§ **Directions**
Show every line from the data below that includes "series".

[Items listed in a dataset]
........

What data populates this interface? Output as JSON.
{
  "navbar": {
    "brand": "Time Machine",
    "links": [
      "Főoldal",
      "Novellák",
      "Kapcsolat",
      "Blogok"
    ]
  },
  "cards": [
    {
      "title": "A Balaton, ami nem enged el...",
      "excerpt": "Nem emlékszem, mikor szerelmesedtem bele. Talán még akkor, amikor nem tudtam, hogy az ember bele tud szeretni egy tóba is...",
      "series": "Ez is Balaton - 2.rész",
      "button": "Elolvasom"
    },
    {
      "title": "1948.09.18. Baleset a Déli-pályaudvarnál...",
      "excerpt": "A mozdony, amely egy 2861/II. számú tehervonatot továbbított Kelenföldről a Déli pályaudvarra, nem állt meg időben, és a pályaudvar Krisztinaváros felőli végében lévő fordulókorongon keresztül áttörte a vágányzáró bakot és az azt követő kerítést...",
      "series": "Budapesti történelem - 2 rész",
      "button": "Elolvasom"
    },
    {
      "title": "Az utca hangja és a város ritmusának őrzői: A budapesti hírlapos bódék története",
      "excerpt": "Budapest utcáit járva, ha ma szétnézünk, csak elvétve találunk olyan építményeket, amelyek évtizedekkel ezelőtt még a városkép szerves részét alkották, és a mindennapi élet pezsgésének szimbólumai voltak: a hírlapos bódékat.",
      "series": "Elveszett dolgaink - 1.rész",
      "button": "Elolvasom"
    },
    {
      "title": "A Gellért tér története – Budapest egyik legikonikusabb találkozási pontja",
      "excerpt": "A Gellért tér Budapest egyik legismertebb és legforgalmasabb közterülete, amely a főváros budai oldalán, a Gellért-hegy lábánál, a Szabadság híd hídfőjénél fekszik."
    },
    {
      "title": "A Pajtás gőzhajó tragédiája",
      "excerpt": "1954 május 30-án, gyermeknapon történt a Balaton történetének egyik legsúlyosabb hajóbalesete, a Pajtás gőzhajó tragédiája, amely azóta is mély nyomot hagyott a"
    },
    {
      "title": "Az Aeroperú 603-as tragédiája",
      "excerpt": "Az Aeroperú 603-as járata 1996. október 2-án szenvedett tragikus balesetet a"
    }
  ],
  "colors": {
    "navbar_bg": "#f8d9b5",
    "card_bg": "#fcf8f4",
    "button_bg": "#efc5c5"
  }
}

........

§ **Answer below**
      "series": "Ez is Balaton - 2.rész",
      "series": "Budapesti történelem - 2 rész",
      "series": "Elveszett dolgaink - 1.rész",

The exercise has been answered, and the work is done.